[BRIEF]: Find how many lines in the listing below include the word "medal". Give that number only.

[DATA]:
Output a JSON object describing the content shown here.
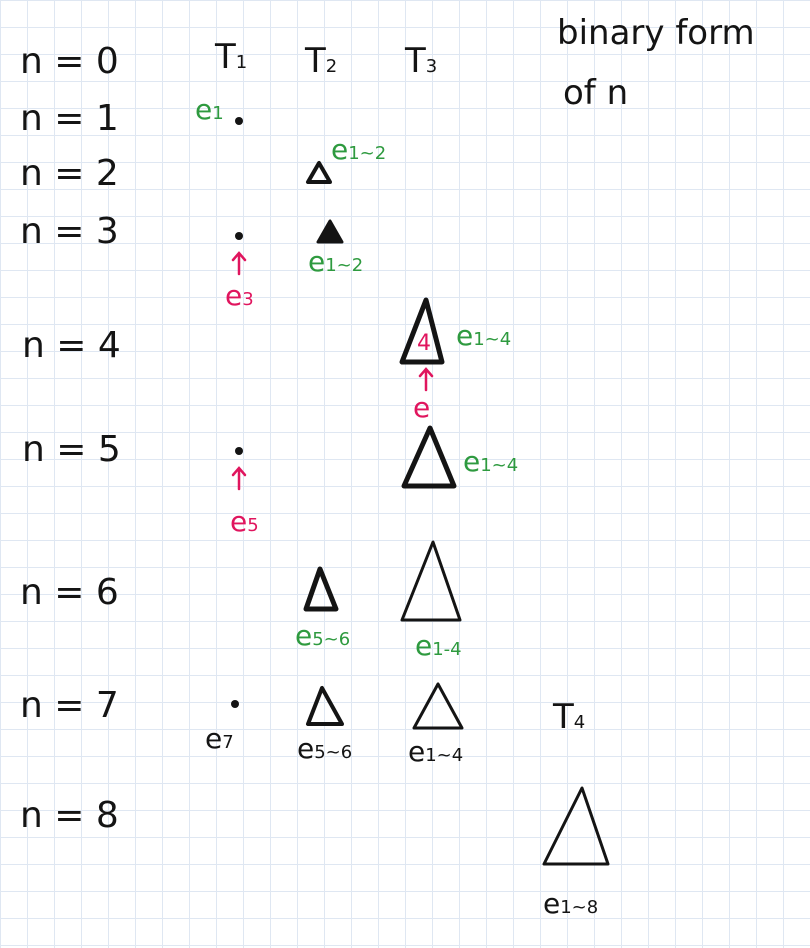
{
  "columns": [
    {
      "id": "t1",
      "main": "T",
      "sub": "1"
    },
    {
      "id": "t2",
      "main": "T",
      "sub": "2"
    },
    {
      "id": "t3",
      "main": "T",
      "sub": "3"
    },
    {
      "id": "t4",
      "main": "T",
      "sub": "4"
    }
  ],
  "note": {
    "line1": "binary form",
    "line2": "of n"
  },
  "rows": [
    {
      "id": "r0",
      "label": "n = 0"
    },
    {
      "id": "r1",
      "label": "n = 1"
    },
    {
      "id": "r2",
      "label": "n = 2"
    },
    {
      "id": "r3",
      "label": "n = 3"
    },
    {
      "id": "r4",
      "label": "n = 4"
    },
    {
      "id": "r5",
      "label": "n = 5"
    },
    {
      "id": "r6",
      "label": "n = 6"
    },
    {
      "id": "r7",
      "label": "n = 7"
    },
    {
      "id": "r8",
      "label": "n = 8"
    }
  ],
  "annotations": {
    "r1_t1": {
      "main": "e",
      "sub": "1"
    },
    "r2_t2": {
      "main": "e",
      "sub": "1~2"
    },
    "r3_t2": {
      "main": "e",
      "sub": "1~2"
    },
    "r3_t1": {
      "main": "e",
      "sub": "3"
    },
    "r4_t3": {
      "main": "e",
      "sub": "1~4"
    },
    "r4_t3_inner": "4",
    "r4_arrow": {
      "main": "e",
      "sub": ""
    },
    "r5_t3": {
      "main": "e",
      "sub": "1~4"
    },
    "r5_t1": {
      "main": "e",
      "sub": "5"
    },
    "r6_t2": {
      "main": "e",
      "sub": "5~6"
    },
    "r6_t3": {
      "main": "e",
      "sub": "1-4"
    },
    "r7_t1": {
      "main": "e",
      "sub": "7"
    },
    "r7_t2": {
      "main": "e",
      "sub": "5~6"
    },
    "r7_t3": {
      "main": "e",
      "sub": "1~4"
    },
    "r8_t4": {
      "main": "e",
      "sub": "1~8"
    }
  },
  "colors": {
    "ink": "#141414",
    "green": "#2e9a3f",
    "pink": "#e0155e",
    "grid": "#dfe7f2"
  }
}
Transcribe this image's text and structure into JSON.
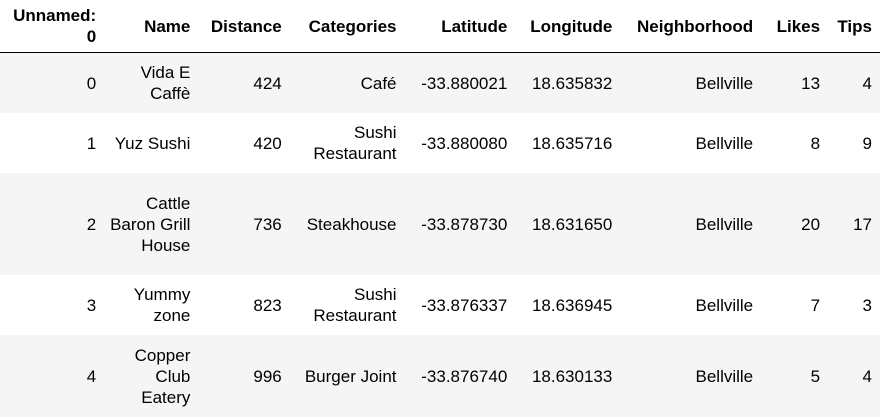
{
  "table": {
    "columns": [
      "Unnamed: 0",
      "Name",
      "Distance",
      "Categories",
      "Latitude",
      "Longitude",
      "Neighborhood",
      "Likes",
      "Tips"
    ],
    "rows": [
      [
        "0",
        "Vida E Caffè",
        "424",
        "Café",
        "-33.880021",
        "18.635832",
        "Bellville",
        "13",
        "4"
      ],
      [
        "1",
        "Yuz Sushi",
        "420",
        "Sushi Restaurant",
        "-33.880080",
        "18.635716",
        "Bellville",
        "8",
        "9"
      ],
      [
        "2",
        "Cattle Baron Grill House",
        "736",
        "Steakhouse",
        "-33.878730",
        "18.631650",
        "Bellville",
        "20",
        "17"
      ],
      [
        "3",
        "Yummy zone",
        "823",
        "Sushi Restaurant",
        "-33.876337",
        "18.636945",
        "Bellville",
        "7",
        "3"
      ],
      [
        "4",
        "Copper Club Eatery",
        "996",
        "Burger Joint",
        "-33.876740",
        "18.630133",
        "Bellville",
        "5",
        "4"
      ]
    ]
  }
}
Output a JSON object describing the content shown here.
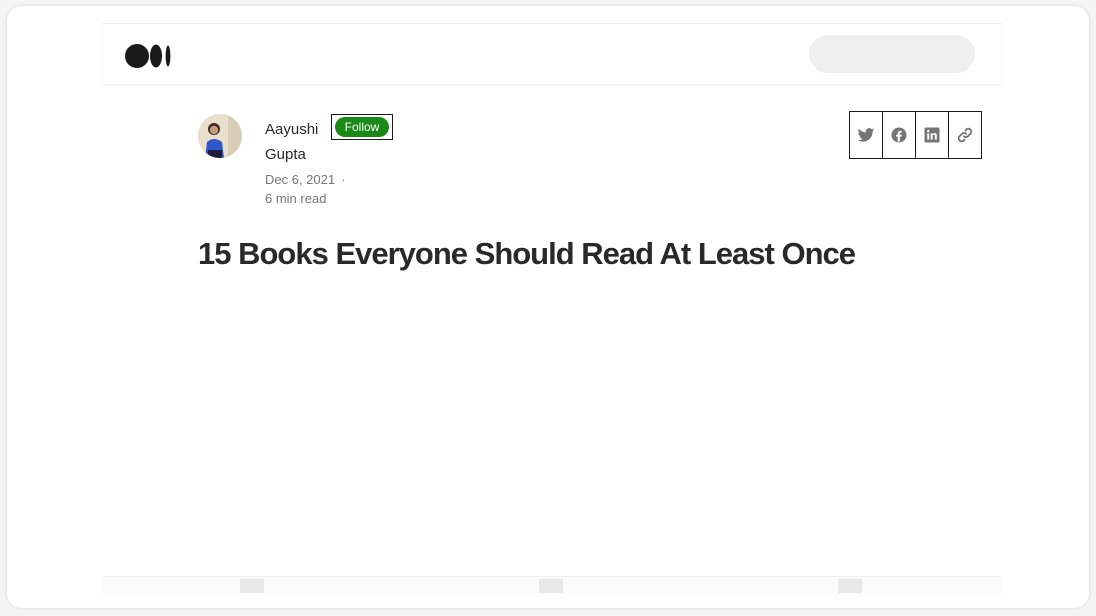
{
  "author": {
    "first_name": "Aayushi",
    "last_name": "Gupta",
    "follow_label": "Follow"
  },
  "meta": {
    "date": "Dec 6, 2021",
    "separator": "·",
    "read_time": "6 min read"
  },
  "article": {
    "title": "15 Books Everyone Should Read At Least Once"
  },
  "icons": {
    "logo": "medium-logo-icon",
    "share": [
      "twitter-icon",
      "facebook-icon",
      "linkedin-icon",
      "link-icon"
    ]
  },
  "colors": {
    "follow_green": "#1a8917",
    "text_dark": "#292929",
    "text_muted": "#757575",
    "icon_gray": "#757575"
  }
}
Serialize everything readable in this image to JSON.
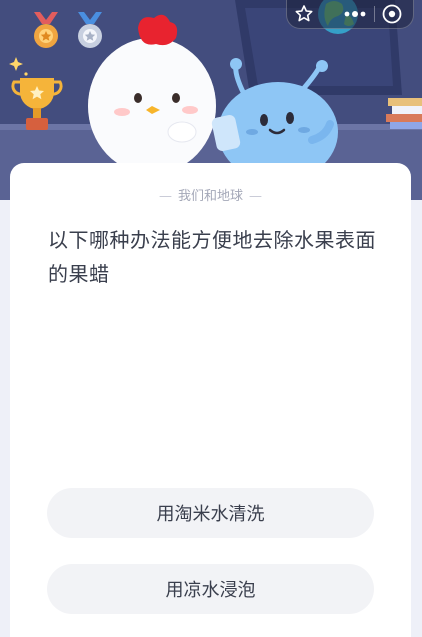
{
  "header": {
    "icons": [
      "bronze-medal-icon",
      "silver-medal-icon",
      "trophy-icon",
      "star-icon",
      "more-dots-icon",
      "close-circle-icon"
    ],
    "mascots": [
      "chick-mascot",
      "blue-alien-mascot"
    ]
  },
  "card": {
    "subtitle": "我们和地球",
    "question": "以下哪种办法能方便地去除水果表面的果蜡",
    "options": [
      {
        "label": "用淘米水清洗"
      },
      {
        "label": "用凉水浸泡"
      }
    ]
  },
  "colors": {
    "banner": "#4b5486",
    "card": "#ffffff",
    "option_bg": "#f2f3f6",
    "text": "#3a3f4d",
    "subtitle": "#a4a8b8"
  }
}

[EXERCISE RESULT]: 2